Cyberbullying and bullying are big topics for studies these days, and for good reason. Of the many people surveyed about attitudes, awareness and fears of cyberbullying, staggering numbers of parents worry about it to at least some extent. One of the most recent studies, done by the American Osteopathic Association (AOA), found that about 85% of parents with teens aged 13 to 17 are aware of their kids’ social media accounts. Of those parents over half are concerned about the possibility that their child might be made a victim of bullying online, and one in six parents reported knowing about at least one incident where their child was harassed or bullied on a social networking site. Finally, in over 50% of these instances, this was not the only incident where the child had been made a victim.
What makes these results so interesting is that they really make one wonder how many bullying incidents have occurred online that parents don’t know about. Another survey result revealed that 86% of parents polled have taken steps to monitor their kids’ online activities by either friending them on a specific social network. Unfortunately, in many cases this is not enough. Kids can adjust privacy settings for different online friends and contacts – whether they are trying to hide the harassment they face daily, or are actually posting reputation damaging content themselves.

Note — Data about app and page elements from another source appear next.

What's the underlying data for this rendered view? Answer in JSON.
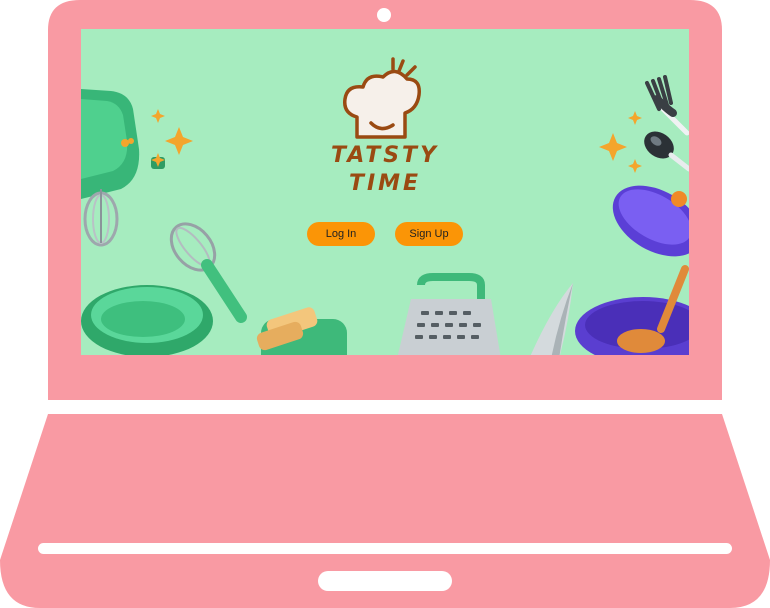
{
  "app": {
    "brand_line1": "TATSTY",
    "brand_line2": "TIME"
  },
  "auth": {
    "login_label": "Log In",
    "signup_label": "Sign Up"
  },
  "colors": {
    "device_frame": "#f99aa3",
    "screen_background": "#a6ecbf",
    "button_background": "#fb9506",
    "logo_brown": "#9a4a12"
  }
}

One more notable result of the AOA survey was that one in seven parents don’t allow their kids to engage in social networking sites, mostly because of the lack of privacy or the fact that their kids are too young. Social networking is not something that’s going away so rather than completely prohibiting any kind of social activity online, another solution for parents is to slowly ease their kids into the online world so that by the time they are there with less supervision, they’ve had time to become smart, savvy and safe digital citizens. Having specific rules and guidelines in place, along with some kind of monitoring system or parental controls, can help kids become less prone to online dangers and will give parents more peace of mind when it comes to these dangers, including their worries about cyberbullying.

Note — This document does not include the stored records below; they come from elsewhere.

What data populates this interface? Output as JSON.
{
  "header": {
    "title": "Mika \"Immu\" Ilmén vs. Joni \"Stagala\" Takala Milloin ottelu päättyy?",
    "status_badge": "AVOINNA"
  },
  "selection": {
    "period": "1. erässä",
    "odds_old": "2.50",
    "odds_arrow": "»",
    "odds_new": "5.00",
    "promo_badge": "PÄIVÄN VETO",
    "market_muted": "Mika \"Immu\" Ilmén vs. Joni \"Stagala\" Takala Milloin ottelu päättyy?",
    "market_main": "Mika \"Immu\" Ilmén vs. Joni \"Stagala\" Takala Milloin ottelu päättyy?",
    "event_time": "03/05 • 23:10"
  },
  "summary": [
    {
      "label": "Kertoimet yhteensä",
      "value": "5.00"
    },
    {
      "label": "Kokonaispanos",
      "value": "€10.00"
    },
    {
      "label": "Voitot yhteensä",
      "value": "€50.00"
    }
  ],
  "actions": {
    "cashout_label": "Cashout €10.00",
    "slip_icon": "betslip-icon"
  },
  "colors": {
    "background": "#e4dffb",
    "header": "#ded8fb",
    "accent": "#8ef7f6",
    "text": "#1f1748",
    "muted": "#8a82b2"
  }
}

What is your biggest concern for your children when they spend time online, specifically on social networking sites?